So I’m sitting at work yesterday afternoon when I see a zig-zagging beam of light to my far left. A couple minutes later, I see it again. It happens maybe 5 times over 90 minutes.
As I prepare to drive to a church meeting about an hour away, as I walk down a hallway, I notice something out of focus in my left eye’s field of vision. I mean, really IN my field of vision. Like, IN my head.
By the time I get to the meeting, this is officially a thing, and I spend half of the time there watching this structure, this blob, hover just outside my ability to focus on it. (The rest I spend listening and offering whatever bizarre metaphors come to mind—if you’ve ever been in a meeting with me, you know, The Usual).
Driving home is good because in the dark I have far less sense of where the damn hairball in my head is. I get home, share a mixture of anxiety and dread with Virginia, and agree to see my ophthalmologist the next day.
Next day, the ophthalmologist is looking in my eye when she says, “This is gonna be uncomfortable.” She proceeds to numb out my left eye, puts gel on the bottom of what looks like a salt shaker, places it firmly against my cornea and looks through it in to my head. The salt shaker has four mirrors, she says, that allow her to look all around my eye. For the floater. Come on, Dr. Jill, you don’t need four mirrors! It’s right there, in the top left quarter of my field of vision!
She sees it.
“Oh,” she says, “that’s a big one.”
“It looks like a bat.”
The bat, I’m told, is a glob of viscous goo that has separated from the retina in my left eye. It’s pretty normal, called “a floater,” and it’s not particularly dangerous—except for that moment of separation, which can tug and tear your retina. Apparently that was the light show in my far-left field of vision. Dr. Jill tells me things look good, but she doesn’t exactly look like it’s good. And when she tells me to come back in a week, and to call if ANYTHING changes, I’m thinking this could be OK but bears non-ignoring. No Thursday basketball this week.

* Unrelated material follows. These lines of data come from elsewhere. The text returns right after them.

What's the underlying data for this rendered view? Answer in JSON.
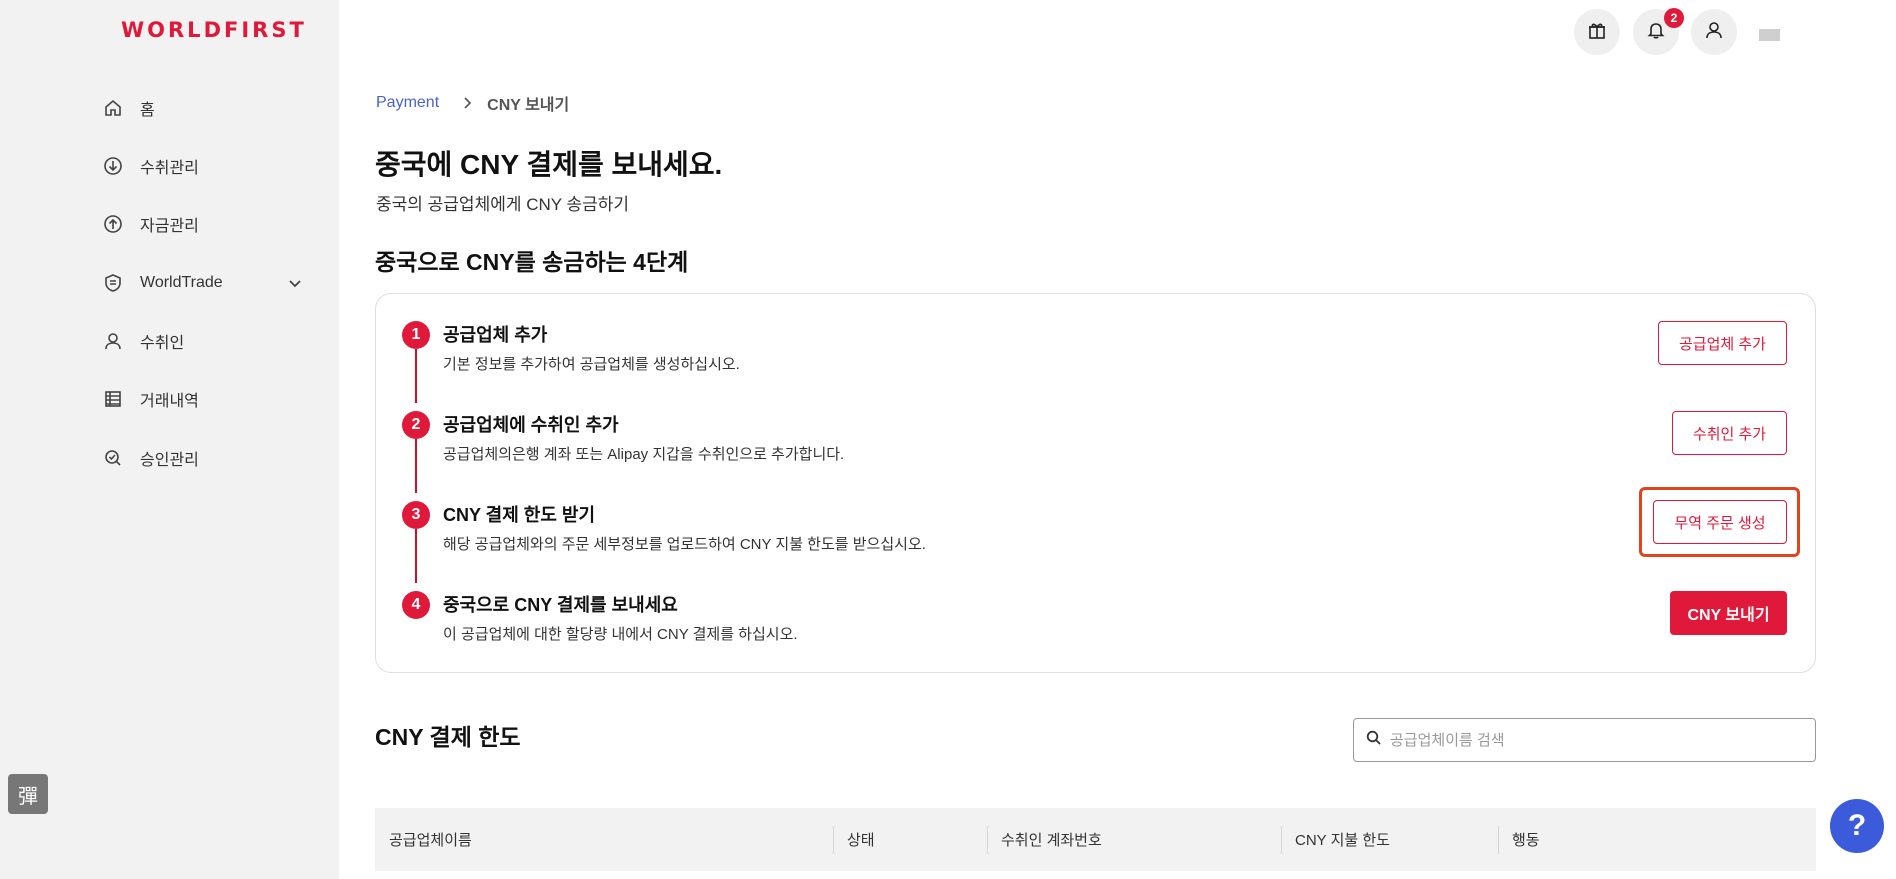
{
  "brand": {
    "logo_text": "WORLDFIRST",
    "accent": "#e0193a"
  },
  "sidebar": {
    "items": [
      {
        "label": "홈",
        "icon": "home-icon"
      },
      {
        "label": "수취관리",
        "icon": "arrow-down-circle-icon"
      },
      {
        "label": "자금관리",
        "icon": "arrow-up-circle-icon"
      },
      {
        "label": "WorldTrade",
        "icon": "shield-icon",
        "expandable": true
      },
      {
        "label": "수취인",
        "icon": "user-icon"
      },
      {
        "label": "거래내역",
        "icon": "table-icon"
      },
      {
        "label": "승인관리",
        "icon": "check-search-icon"
      }
    ]
  },
  "topbar": {
    "gift_icon": "gift-icon",
    "bell_icon": "bell-icon",
    "notification_count": "2",
    "profile_icon": "user-icon"
  },
  "breadcrumb": {
    "parent": "Payment",
    "current": "CNY 보내기"
  },
  "page": {
    "title": "중국에 CNY 결제를 보내세요.",
    "subtitle": "중국의 공급업체에게 CNY 송금하기",
    "steps_heading": "중국으로 CNY를 송금하는 4단계"
  },
  "steps": [
    {
      "num": "1",
      "title": "공급업체 추가",
      "desc": "기본 정보를 추가하여 공급업체를 생성하십시오.",
      "button": "공급업체 추가"
    },
    {
      "num": "2",
      "title": "공급업체에 수취인 추가",
      "desc": "공급업체의은행 계좌 또는 Alipay 지갑을 수취인으로 추가합니다.",
      "button": "수취인 추가"
    },
    {
      "num": "3",
      "title": "CNY 결제 한도 받기",
      "desc": "해당 공급업체와의 주문 세부정보를 업로드하여 CNY 지불 한도를 받으십시오.",
      "button": "무역 주문 생성"
    },
    {
      "num": "4",
      "title": "중국으로 CNY 결제를 보내세요",
      "desc": "이 공급업체에 대한 할당량 내에서 CNY 결제를 하십시오.",
      "button": "CNY 보내기"
    }
  ],
  "limits": {
    "heading": "CNY 결제 한도",
    "search_placeholder": "공급업체이름 검색",
    "columns": [
      "공급업체이름",
      "상태",
      "수취인 계좌번호",
      "CNY 지불 한도",
      "행동"
    ]
  },
  "ime_label": "彈",
  "help_label": "?"
}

I drive home, sunglasses on, in that hands-groping-through-the-windshield-trying-to-help way that I always drive while my eyes are dilated and I’m too stubborn to tell Virginia I could use a ride home (or even better, to work, 35 miles of physics-defying will). Thankfully, while it’s clear, it’s January, there’s only so much sun, and there’s no reflected light off snow.
So I’m driving home thinking how 18 months ago I basically had never had a “real” health issue in my life. Since then, three visits to the cardiac catheterization theater, three medicated stents—including two in my left anterior descending artery (the proverbial Widowmaker)—as well as a high ankle sprain and co-occurring stress fracture in my lower left leg, and now this damn bat flittering around in my left eye, which has been seeing less and less at night since last winter.
And—duh!—I’m forgetting the basal cell on my nose that was removed 4-5 years ago, with the surgeon suturing me up like stitching together a softball. So ONE health issue in previous 49 years.
Exasperated, I think, What’s left? And I lean on humor, and joke with my wife that I’m almost through the checkboxes. All that’s left is diabetes and sexual dysfunction.
It strikes me that one of life’s mysteries is finally coming into view: the mystery of older men and Viagra jokes, the source of so much of the humor of my dad and his contemporaries over the last third of their lives. I always wondered why so many jokes, told so often, despite the eye rolls and the sighs and the not-agains.
As I stare down and fight back against this creeping obsolescence—heck, this galloping obsolescence—I see the lure of and surrender in the blue-pill joke. The unease expressed in humor. The vulnerability in the repetition and preoccupation with the joke and its deeper truth: age softens us, in different ways. The finality, because, let’s face it, there is not much line left to let out from the great twine-ball of malady-based humor once you’re past the Viagra jokes. Cracks about low-salt diets, about adult diapers, about “Hafzheimers” and fading memories, about St. Peter and the Pearly Gates and what awaits you, and who’s going to miss and not miss you.
So I brush the floater from my attention and set my intention on getting back on the basketball court, and back on the trail, and on writing every day, and making mad, loud, passionate love on a schedule that’s something less than hourly and better than quarterly. And drinking less on weeknights—unless with friends. And cleaning this sloppy desk. And making mad, loud … damn it! I’m repeating myself. The Hafzheimers!
Anyway, so a man and his wife go to the pharmacist to pick up his prescription for Viagra. The man is shocked that it costs $10 per pill, but his wife says …
You’re right. I shouldn’t go there.
“$40 for the year doesn’t sound so bad.”
I’ll be here all year, folks.